It comes from the African Oil Palm (Arecaceae ) Elaeis Guineensis,
through a process of squeezing oil from the pinecone-shaped
fruits that grow at the very top of the tree.
The leaves of the palm tree are pinnate i.e. resemble a feather
and can grow to between 3 to 5 metres long and can grow to
a height of between 8.5 to 20 metres. From the moment of pollination
it can take around 5.5 months for the the palm's fruit to
ripen and mature.
There are 2 types of oil that are derived from this
palm: Palm Kernel Oil and Palm Oil. The
oil is pressed out from the mesocarp of the mature
fruit which contains about 50% oil. At a temperature
of above 25° the oil starts to melt.
The red-orange oil is
used in cooking the local Gambian dish called Superkanja, which is
Palm oil is used in the manufacturing of candles
and soap as well as cooking fats and margarine.
It is used widely in tin plate industry, protecting
cleaned iron surfaces before the tin is added.
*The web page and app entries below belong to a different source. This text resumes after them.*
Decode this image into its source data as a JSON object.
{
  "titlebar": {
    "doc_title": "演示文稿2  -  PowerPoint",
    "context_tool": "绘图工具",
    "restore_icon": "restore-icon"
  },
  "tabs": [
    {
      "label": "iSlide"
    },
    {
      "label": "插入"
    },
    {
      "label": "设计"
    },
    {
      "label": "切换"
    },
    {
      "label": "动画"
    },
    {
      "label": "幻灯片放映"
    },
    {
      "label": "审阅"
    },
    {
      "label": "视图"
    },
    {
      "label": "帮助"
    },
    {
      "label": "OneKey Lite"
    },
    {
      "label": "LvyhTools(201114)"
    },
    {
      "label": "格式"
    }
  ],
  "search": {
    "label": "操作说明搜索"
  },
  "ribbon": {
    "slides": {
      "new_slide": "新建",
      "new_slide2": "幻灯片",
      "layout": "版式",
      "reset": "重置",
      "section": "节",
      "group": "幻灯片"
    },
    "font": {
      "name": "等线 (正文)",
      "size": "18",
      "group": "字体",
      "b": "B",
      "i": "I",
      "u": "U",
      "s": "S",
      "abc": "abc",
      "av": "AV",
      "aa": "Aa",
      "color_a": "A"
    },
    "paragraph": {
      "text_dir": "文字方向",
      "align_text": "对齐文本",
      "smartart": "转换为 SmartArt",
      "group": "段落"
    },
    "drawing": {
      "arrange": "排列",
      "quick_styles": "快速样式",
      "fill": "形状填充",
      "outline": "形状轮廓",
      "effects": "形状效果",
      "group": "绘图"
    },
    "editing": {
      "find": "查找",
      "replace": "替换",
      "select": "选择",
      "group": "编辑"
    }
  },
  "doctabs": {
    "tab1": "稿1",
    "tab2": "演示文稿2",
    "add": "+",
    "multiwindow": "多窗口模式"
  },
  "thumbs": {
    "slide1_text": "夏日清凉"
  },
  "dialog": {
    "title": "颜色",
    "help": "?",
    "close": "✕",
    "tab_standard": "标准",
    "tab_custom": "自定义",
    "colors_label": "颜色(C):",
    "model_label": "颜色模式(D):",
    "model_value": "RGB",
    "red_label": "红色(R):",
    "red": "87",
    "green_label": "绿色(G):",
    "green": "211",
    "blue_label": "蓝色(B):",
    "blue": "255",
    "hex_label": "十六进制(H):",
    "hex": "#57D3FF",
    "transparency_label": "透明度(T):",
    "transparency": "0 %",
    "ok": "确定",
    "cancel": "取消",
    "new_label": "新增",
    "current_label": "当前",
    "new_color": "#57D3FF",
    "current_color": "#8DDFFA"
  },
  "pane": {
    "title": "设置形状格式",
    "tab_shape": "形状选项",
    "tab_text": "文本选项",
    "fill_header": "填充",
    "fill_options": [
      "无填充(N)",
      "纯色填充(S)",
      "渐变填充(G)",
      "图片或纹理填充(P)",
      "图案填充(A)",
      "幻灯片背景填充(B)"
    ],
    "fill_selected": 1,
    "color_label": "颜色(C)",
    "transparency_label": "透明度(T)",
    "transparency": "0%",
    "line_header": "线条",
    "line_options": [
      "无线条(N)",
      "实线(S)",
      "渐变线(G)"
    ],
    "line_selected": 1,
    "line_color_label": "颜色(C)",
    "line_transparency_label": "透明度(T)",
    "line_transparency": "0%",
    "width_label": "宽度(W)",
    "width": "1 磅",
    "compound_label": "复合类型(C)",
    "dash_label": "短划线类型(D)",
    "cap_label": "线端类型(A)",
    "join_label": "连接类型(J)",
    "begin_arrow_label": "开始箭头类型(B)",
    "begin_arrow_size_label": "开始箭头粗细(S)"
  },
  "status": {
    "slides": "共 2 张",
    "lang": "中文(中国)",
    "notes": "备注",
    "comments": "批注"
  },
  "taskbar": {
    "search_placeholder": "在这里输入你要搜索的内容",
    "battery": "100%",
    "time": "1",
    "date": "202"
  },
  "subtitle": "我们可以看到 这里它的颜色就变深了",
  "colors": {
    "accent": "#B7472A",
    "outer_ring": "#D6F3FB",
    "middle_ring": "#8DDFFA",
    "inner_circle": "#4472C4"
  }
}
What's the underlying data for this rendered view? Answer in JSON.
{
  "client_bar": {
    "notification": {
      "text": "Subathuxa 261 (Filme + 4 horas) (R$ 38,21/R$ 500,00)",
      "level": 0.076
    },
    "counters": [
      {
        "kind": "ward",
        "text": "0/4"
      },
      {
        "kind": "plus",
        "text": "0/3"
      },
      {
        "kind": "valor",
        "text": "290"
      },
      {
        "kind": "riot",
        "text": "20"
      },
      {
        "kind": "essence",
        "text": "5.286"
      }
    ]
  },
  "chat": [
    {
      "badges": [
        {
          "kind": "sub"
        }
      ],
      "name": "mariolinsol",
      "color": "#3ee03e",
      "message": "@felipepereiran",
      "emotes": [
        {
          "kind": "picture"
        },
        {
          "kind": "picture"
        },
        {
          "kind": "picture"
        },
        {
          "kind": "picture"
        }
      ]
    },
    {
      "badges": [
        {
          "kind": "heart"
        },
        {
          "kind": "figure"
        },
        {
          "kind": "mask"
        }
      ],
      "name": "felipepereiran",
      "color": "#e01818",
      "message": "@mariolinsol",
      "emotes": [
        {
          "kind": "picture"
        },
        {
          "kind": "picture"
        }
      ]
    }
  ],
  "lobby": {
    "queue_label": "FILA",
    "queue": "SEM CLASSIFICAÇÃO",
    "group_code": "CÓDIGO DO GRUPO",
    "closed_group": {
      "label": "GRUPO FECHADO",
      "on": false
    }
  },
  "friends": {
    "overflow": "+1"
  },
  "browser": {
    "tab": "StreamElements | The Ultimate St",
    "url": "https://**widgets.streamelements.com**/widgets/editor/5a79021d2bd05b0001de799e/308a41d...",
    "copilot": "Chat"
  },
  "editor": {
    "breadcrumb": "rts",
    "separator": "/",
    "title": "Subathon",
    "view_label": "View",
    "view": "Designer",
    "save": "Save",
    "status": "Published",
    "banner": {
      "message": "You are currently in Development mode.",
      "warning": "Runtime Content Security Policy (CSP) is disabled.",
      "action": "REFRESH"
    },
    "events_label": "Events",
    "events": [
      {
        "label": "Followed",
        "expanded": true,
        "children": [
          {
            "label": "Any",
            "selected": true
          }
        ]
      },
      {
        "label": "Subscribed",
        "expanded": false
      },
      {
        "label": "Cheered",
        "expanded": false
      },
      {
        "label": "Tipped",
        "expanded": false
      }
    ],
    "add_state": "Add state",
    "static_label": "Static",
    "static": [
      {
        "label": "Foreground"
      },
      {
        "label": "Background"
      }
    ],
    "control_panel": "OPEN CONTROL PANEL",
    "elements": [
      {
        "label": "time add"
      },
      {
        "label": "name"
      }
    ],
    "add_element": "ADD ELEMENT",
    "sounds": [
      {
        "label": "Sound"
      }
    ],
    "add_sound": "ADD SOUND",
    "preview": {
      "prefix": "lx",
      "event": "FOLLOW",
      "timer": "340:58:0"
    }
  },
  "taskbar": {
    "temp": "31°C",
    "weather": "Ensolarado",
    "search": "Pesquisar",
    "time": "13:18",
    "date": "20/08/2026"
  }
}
It
is also used as lubricant, in rubber manufacture
The kernel oil, (which is colourless to
light yellow and high in saturated fats) is derived from the
kernel by extraction from the endosperm which contains about 50%
oil. Pressed cake is used as livestock feed and Palm wine is
made from the tree sap.